I was in elementary school in the suburbs in the early eighties, when kids could still ride bikes to their friend’s houses, walk alone to school, and play outside in the summer until it got dark and the fireflies began to light up the sky. My next door neighbors had a cowbell (seriously), and when they rang it, all of the neighborhood kids knew it was time to stop playing in the woods or doing wheelies in the cul-de-sac and go home. Back then, there was no such thing as your parents driving you across town in rush hour traffic so you could have an afterschool playdate with your best friend. No, the neighborhood was where you played, and the neighborhood kids were who you played with, whether you liked them or not.
In my neighborhood, almost all of the kids were boys. After school, on weekends and in the summers, I spent the majority of my time with them; climbing trees, catching bugs, riding bikes, playing catch. I never ended up being a tomboy, but I do think that all of that “boy time” at such a young age (combined with the fact that I had a brother but no sisters), caused me to gravitate towards guy friends as I got older. I had girlfriends growing up – lots of them – but I just always felt more comfortable with guys. As a kid, as a teenager, even in college and law school, I always had close male friends. It wasn’t a sexual thing, either. Sure, I flirted with a few of them and they flirted back sometimes, but generally speaking, it wasn’t about hooking up or trying to backdoor it into a relationship. I just liked hanging out with them. The guys I knew were funny and wry, they were laid back, and there was no drama or competition – at least, not with me. They did stupid things like saw the top off of a car to make a convertible, or play knee hockey in their basements, or do insanely funny imitations of our teachers. Being with them was a different kind of fun than I had with my girlfriends. Not better, just different.
Somewhere after getting married and having kids, though, it got more difficult to have male friends of my own. Of course, I’m friends with some of my friends’ husbands. They’re great guys who I enjoy being around, but I rarely, if ever, call them up and chat with them on the phone, and I’ve never asked them to meet me for lunch or coffee, because that would be…well, that would be weird. I suppose I was friends with some of my male colleagues when I worked in an office, but without work in common anymore, I don’t know that we’d have much to say to each other now. As a mom who works from home, by herself, there just aren’t a lot of opportunities to make male friends anymore. And going out and actively seeking male friends would be…well, that would be really weird.
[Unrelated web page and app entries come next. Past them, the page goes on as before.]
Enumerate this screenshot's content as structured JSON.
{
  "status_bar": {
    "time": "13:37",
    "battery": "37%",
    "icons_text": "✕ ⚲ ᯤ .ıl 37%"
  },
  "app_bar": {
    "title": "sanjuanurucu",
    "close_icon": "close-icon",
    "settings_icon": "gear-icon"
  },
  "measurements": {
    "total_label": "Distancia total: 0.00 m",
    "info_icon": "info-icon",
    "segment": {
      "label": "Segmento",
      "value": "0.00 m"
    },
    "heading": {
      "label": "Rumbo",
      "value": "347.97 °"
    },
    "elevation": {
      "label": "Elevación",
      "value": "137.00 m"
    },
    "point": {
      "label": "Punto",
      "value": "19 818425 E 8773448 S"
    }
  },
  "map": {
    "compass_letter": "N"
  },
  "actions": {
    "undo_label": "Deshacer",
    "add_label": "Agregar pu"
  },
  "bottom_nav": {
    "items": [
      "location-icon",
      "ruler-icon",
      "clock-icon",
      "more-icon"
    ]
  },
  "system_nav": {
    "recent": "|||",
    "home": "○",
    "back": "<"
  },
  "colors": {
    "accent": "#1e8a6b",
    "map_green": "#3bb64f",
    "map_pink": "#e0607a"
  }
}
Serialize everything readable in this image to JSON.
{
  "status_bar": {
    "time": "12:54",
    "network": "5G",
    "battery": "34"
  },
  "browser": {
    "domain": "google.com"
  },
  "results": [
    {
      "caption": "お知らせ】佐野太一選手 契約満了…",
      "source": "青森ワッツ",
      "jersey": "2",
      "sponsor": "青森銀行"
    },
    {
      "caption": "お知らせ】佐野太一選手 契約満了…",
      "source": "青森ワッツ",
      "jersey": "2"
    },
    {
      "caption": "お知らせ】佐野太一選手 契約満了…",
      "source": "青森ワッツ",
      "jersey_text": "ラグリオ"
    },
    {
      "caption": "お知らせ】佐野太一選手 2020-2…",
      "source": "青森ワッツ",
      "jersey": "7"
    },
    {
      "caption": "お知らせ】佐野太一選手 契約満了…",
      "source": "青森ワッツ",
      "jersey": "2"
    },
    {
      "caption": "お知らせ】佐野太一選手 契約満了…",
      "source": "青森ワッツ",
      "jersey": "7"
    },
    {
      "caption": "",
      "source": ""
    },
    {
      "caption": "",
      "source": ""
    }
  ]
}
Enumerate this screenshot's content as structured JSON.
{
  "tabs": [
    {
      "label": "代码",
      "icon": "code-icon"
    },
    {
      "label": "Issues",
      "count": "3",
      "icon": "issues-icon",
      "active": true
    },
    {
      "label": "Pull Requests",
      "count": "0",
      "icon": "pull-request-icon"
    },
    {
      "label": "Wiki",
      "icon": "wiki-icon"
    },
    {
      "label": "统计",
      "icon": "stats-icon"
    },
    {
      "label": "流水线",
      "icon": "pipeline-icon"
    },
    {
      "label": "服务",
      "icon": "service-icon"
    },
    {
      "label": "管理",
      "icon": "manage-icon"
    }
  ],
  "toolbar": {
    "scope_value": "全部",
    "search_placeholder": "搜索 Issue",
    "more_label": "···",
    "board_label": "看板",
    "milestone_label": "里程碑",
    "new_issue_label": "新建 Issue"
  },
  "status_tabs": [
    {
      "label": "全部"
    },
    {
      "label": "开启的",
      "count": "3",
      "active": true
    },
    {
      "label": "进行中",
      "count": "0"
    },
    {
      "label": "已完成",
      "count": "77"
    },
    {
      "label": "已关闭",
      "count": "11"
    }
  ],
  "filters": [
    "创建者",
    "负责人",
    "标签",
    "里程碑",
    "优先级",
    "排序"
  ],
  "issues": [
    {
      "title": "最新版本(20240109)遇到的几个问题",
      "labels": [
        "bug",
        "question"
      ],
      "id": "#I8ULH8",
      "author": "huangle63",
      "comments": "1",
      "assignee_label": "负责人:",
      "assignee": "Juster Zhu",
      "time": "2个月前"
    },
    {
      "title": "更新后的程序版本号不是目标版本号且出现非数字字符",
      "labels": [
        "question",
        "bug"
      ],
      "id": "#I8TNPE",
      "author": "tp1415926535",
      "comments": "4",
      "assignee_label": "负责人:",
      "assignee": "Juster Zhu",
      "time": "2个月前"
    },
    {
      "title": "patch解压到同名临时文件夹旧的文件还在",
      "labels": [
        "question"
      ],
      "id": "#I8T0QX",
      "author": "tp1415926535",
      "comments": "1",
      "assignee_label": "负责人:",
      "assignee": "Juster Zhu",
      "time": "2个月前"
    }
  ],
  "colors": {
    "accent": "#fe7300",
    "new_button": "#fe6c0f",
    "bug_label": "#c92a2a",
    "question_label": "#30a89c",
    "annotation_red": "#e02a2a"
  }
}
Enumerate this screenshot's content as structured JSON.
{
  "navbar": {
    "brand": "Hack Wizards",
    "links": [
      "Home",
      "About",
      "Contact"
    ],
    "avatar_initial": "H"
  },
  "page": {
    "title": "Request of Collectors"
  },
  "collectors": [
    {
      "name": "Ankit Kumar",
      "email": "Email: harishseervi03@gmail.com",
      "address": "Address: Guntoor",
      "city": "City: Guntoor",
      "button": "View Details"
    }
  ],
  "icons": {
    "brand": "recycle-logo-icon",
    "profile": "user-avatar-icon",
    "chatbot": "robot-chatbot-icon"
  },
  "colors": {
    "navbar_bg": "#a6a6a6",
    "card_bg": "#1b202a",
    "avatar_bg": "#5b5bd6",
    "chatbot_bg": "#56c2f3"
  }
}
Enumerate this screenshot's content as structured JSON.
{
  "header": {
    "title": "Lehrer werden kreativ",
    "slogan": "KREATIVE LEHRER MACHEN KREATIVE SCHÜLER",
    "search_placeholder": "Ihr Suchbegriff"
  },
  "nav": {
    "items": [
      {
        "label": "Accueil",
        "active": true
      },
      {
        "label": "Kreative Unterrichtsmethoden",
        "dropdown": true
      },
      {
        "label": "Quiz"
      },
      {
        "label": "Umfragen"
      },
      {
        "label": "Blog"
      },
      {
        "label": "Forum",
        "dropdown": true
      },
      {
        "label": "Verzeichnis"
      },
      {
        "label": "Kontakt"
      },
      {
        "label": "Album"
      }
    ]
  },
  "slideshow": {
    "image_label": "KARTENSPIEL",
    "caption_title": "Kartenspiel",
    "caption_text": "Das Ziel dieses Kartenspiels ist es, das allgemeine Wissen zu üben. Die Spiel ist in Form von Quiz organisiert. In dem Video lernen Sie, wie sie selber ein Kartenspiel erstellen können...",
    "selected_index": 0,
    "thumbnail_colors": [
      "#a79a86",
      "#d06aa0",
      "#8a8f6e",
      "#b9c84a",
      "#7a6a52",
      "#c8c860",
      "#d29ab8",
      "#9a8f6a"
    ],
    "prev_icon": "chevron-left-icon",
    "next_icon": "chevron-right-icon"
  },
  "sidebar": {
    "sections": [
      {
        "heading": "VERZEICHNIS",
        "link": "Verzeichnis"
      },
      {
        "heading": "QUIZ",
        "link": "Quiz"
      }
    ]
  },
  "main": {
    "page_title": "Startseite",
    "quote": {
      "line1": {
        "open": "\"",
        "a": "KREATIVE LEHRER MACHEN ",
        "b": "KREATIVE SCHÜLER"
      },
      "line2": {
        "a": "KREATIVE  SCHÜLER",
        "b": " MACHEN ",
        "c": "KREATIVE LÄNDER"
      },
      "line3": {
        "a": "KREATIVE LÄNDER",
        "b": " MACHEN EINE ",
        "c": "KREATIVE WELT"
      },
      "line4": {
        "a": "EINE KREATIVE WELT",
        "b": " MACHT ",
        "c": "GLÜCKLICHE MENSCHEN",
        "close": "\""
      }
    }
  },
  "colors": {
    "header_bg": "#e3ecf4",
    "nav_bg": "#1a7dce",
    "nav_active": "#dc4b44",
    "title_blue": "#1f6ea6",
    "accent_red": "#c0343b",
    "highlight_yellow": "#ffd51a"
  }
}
It’s sad, because I miss having guy friends. Those friendships added depth and dimension to my life, and as much as I adore my female friends, I do feel like I’m missing something, as if my life has grown lopsided, somehow. I guess there’s really only one way to remedy the situation: the next time my husband has a guy’s night, I’m just going to have to ask if I can come along.